▸ Goal of the exercise
Filter these entries so that only lines with the word "name" remain.

▸ Records for this exercise
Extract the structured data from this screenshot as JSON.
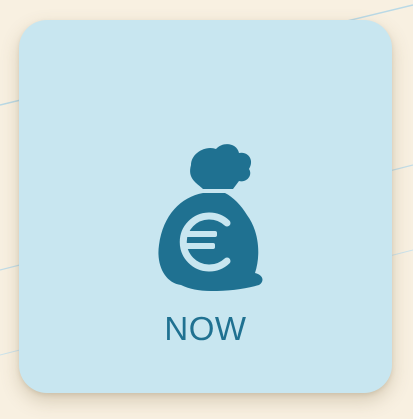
{
  "tile": {
    "label": "NOW",
    "icon": "euro-money-bag-icon",
    "colors": {
      "page_background": "#f8f0e1",
      "card_background": "#c8e6f0",
      "icon": "#1f7191",
      "label": "#1f7191"
    }
  }
}
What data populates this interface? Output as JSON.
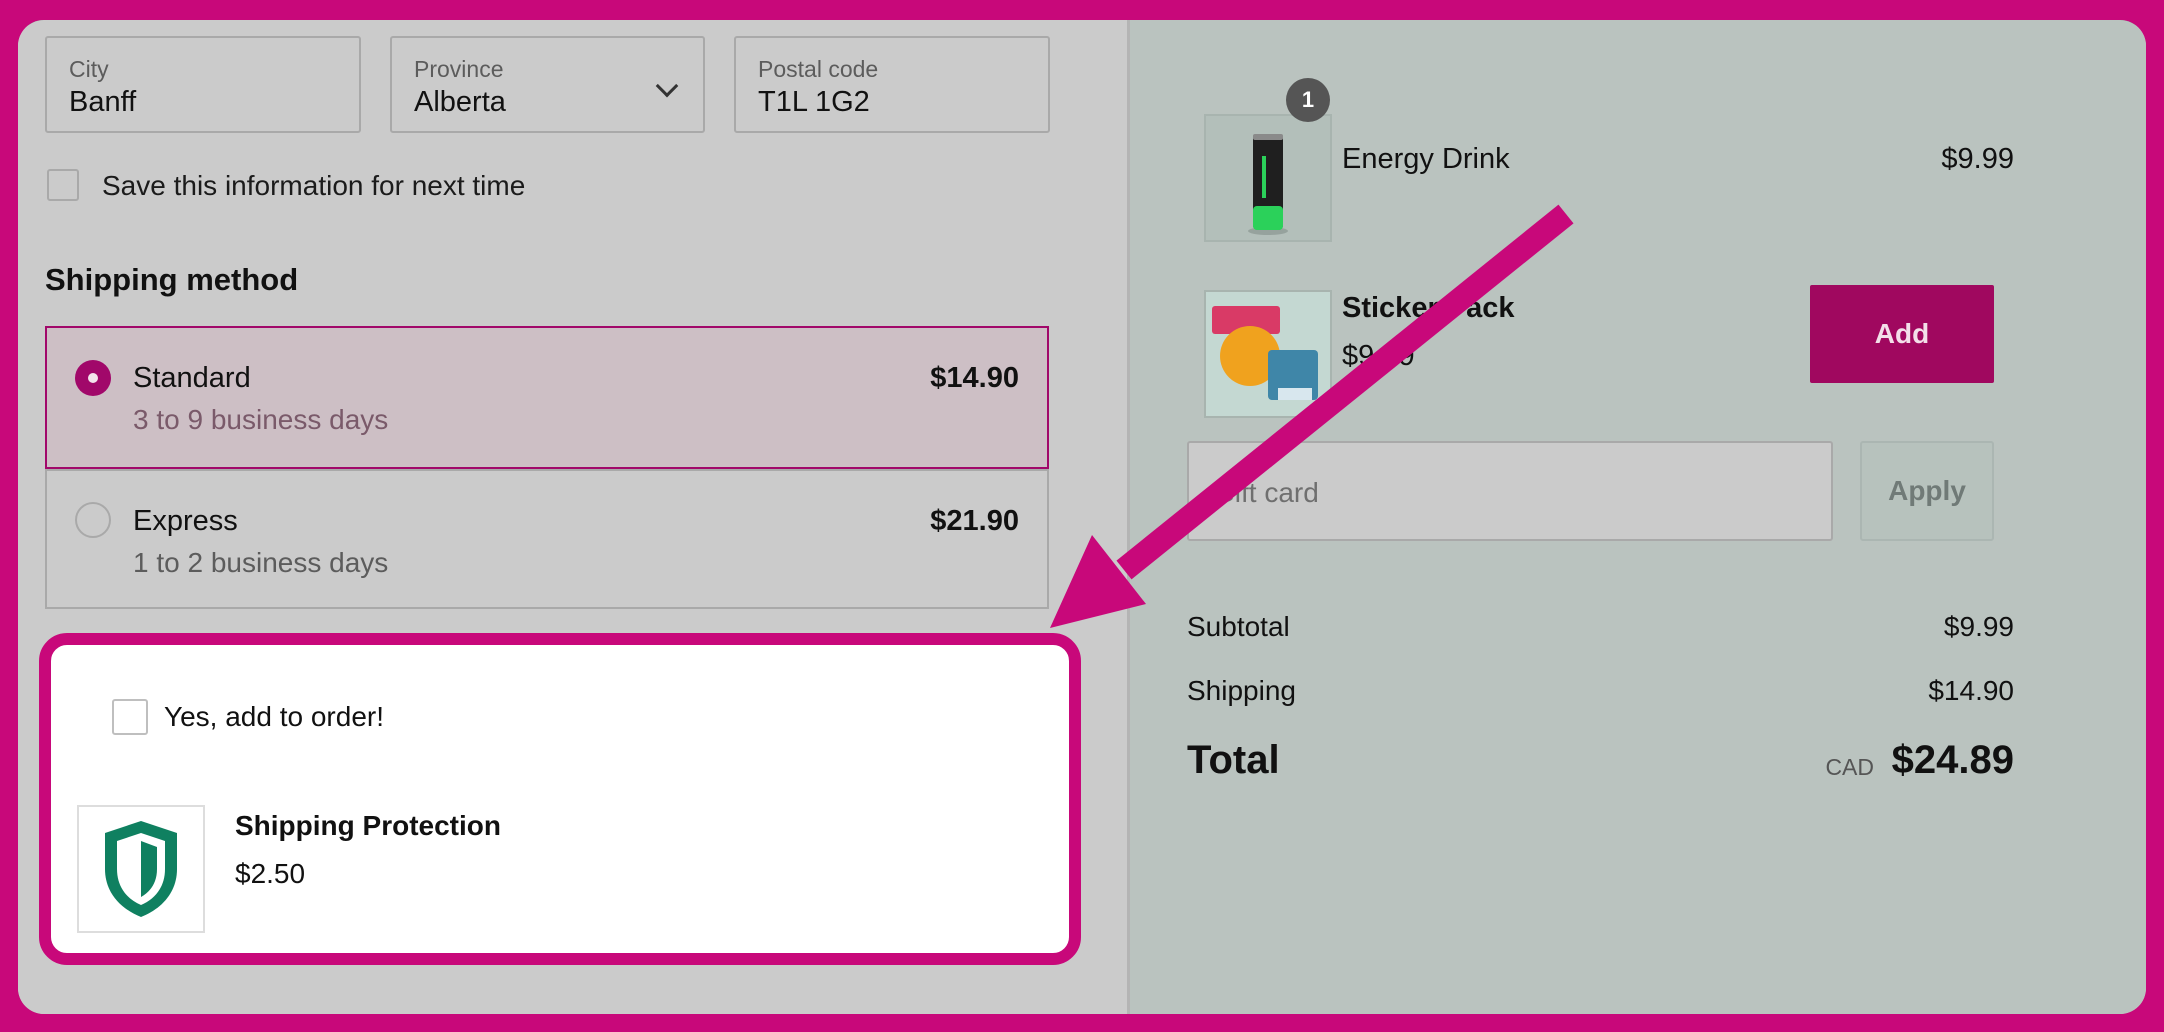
{
  "address": {
    "city": {
      "label": "City",
      "value": "Banff"
    },
    "province": {
      "label": "Province",
      "value": "Alberta"
    },
    "postal": {
      "label": "Postal code",
      "value": "T1L 1G2"
    }
  },
  "save_info_label": "Save this information for next time",
  "shipping": {
    "title": "Shipping method",
    "options": [
      {
        "name": "Standard",
        "desc": "3 to 9 business days",
        "price": "$14.90"
      },
      {
        "name": "Express",
        "desc": "1 to 2 business days",
        "price": "$21.90"
      }
    ]
  },
  "protection": {
    "checkbox_label": "Yes, add to order!",
    "name": "Shipping Protection",
    "price": "$2.50"
  },
  "cart": {
    "item": {
      "name": "Energy Drink",
      "price": "$9.99",
      "quantity": "1"
    },
    "upsell": {
      "name": "Sticker Pack",
      "price": "$9.99",
      "button": "Add"
    }
  },
  "gift": {
    "placeholder": "Gift card",
    "button": "Apply"
  },
  "summary": {
    "subtotal_label": "Subtotal",
    "subtotal": "$9.99",
    "shipping_label": "Shipping",
    "shipping": "$14.90",
    "total_label": "Total",
    "currency": "CAD",
    "total": "$24.89"
  },
  "colors": {
    "accent": "#a1086a",
    "highlight": "#c8087a",
    "shield": "#0f8060"
  }
}
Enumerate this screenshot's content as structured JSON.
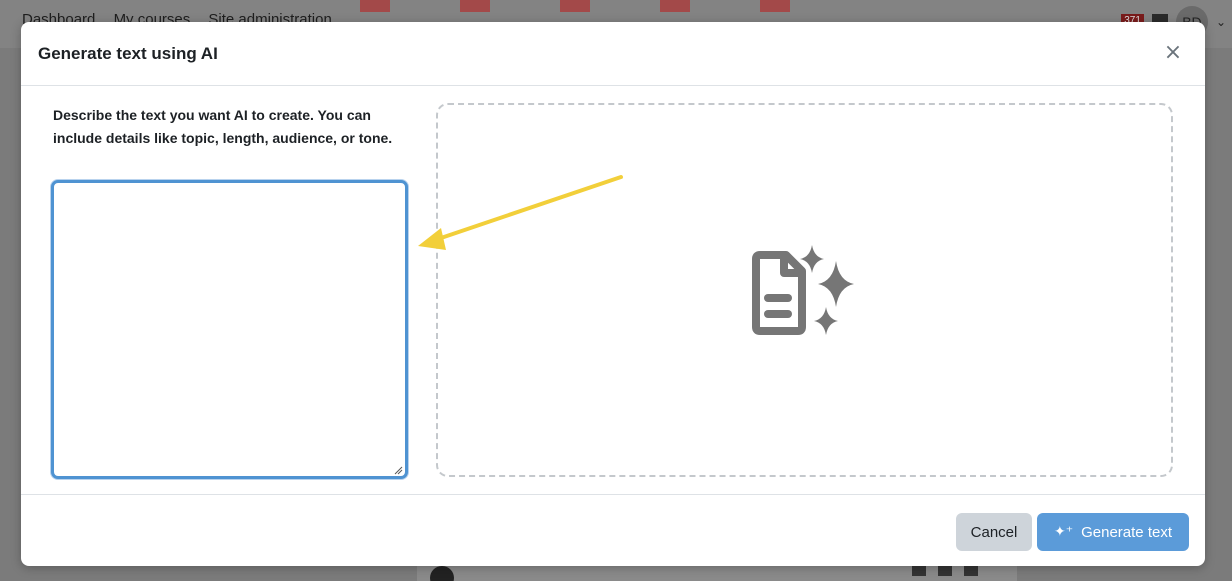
{
  "background": {
    "nav_items": [
      "Dashboard",
      "My courses",
      "Site administration"
    ],
    "notification_count": "371",
    "user_initials": "BD"
  },
  "modal": {
    "title": "Generate text using AI",
    "close_label": "×",
    "prompt_label": "Describe the text you want AI to create. You can include details like topic, length, audience, or tone.",
    "prompt_value": "",
    "preview_icon": "document-sparkle-icon"
  },
  "footer": {
    "cancel_label": "Cancel",
    "generate_label": "Generate text",
    "generate_icon": "sparkle-icon"
  },
  "annotation": {
    "arrow_color": "#f2cf3a"
  },
  "colors": {
    "primary": "#5b9bd9",
    "focus_border": "#4f93d2",
    "secondary": "#ced4da"
  }
}
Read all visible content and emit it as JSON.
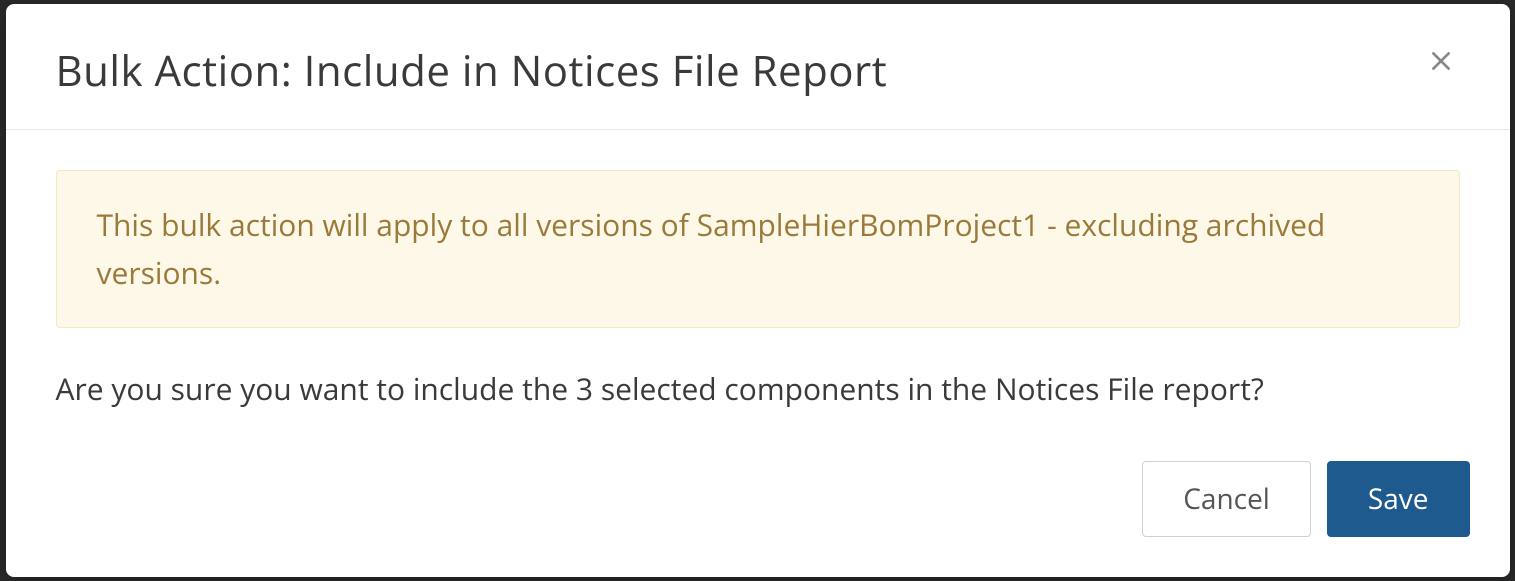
{
  "modal": {
    "title": "Bulk Action: Include in Notices File Report",
    "warning": "This bulk action will apply to all versions of SampleHierBomProject1 - excluding archived versions.",
    "confirm": "Are you sure you want to include the 3 selected components in the Notices File report?",
    "buttons": {
      "cancel": "Cancel",
      "save": "Save"
    }
  }
}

▸ Response to this task
        "name": "Standard",
        "name": "Express",
    "name": "Shipping Protection",
      "name": "Energy Drink",
      "name": "Sticker Pack",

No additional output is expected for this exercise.